Explain how equity-based compensation works and why it's an attractive option for your company. Provide market data on the value of equity-based incentives in your industry, and be transparent about your company valuation and stock performance.
Equity compensation can be complex, so it's important to seek advice from professionals. Consult with a legal expert to ensure that your plan is compliant with relevant regulations and laws. Additionally, work with a financial advisor to create a tax-efficient equity-based compensation plan that benefits both the employee and the company.
Develop a clear and transparent process for distributing shares to new hires. Consider factors such as job level, performance, and tenure. Be sure to communicate this process to all new workers to avoid any confusion or misunderstandings.
Educate new hires on stock-based compensation and how to manage their equity. This can include providing financial planning resources or hosting seminars on managing equity shares.
Shares of equity can be powerful new tools for retaining employees, but it's important to keep them engaged. To ensure employee engagement, founders of startups and smaller companies should offer regular updates on the company's performance and the value of its equity-based compensation. Consider offering additional equity grants or promotions to top performers.

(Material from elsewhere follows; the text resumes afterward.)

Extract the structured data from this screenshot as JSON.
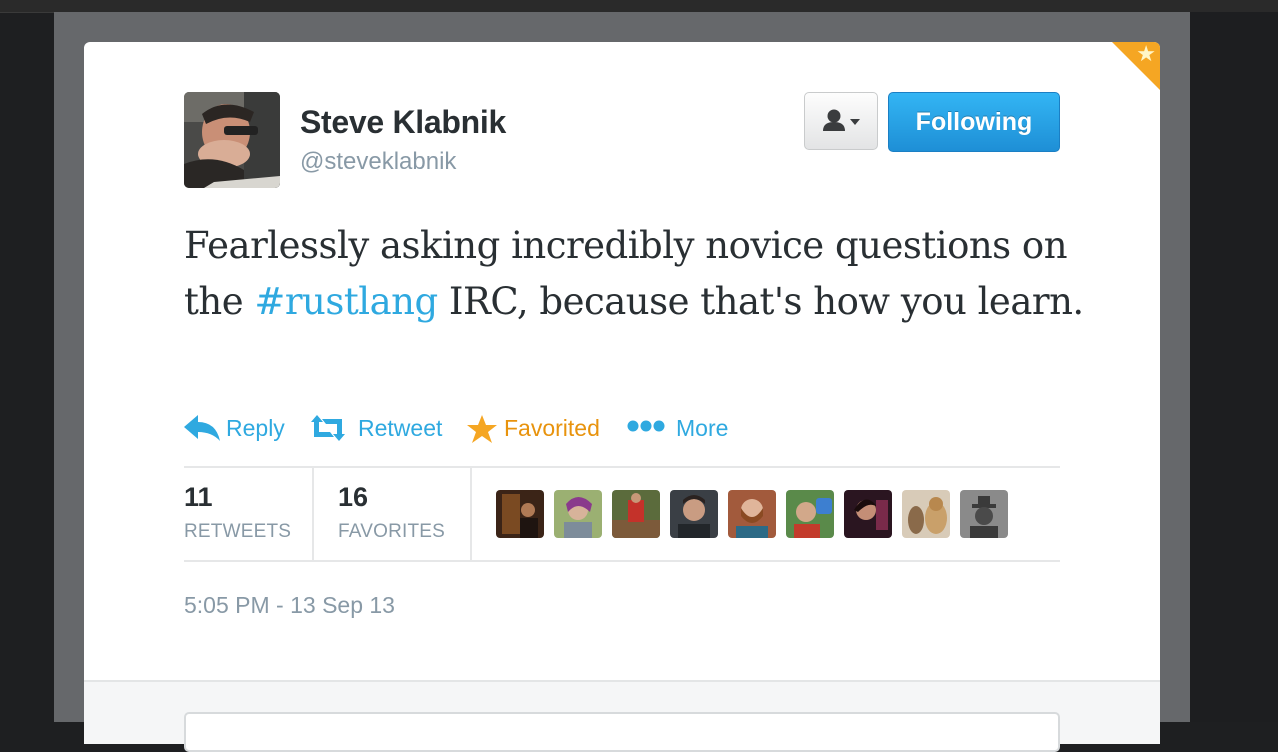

Plans should be reviewed on a regular basis to ensure they remain competitive and effective. Consider adjusting the compensation plan as the company grows or market conditions change.
Equity compensation packages can be valuable new tools to attract talent and retain key employees, as well as for ensuring long-lasting employee engagement. By offering this, companies can provide job seekers with an ownership stake in the company, aligning their interests with the company's success. Additionally, it can provide preferential tax treatment and be more tax-efficient than cash pay incentives.
However, stock-based compensation can be complex and must be offered transparently and equitably. Employers must work with legal and financial experts to create compliant and tax-efficient equity plans.
When done right, equity-based compensation can be a clear benefit for both employees and employers. By following best practices and offering equity-based incentives transparently and equitably, startups and smaller companies can attract talent and drive long-term success.
That’s why at Upstock, we are keen on making it straightforward and efficient with our platform that easily onboard new employees so employers only need to view how much their shares have grown through flexible vesting periods. Reach out to us now to find out more about how Upstock benefits efficiency and makes it convenient for both employers and early employees!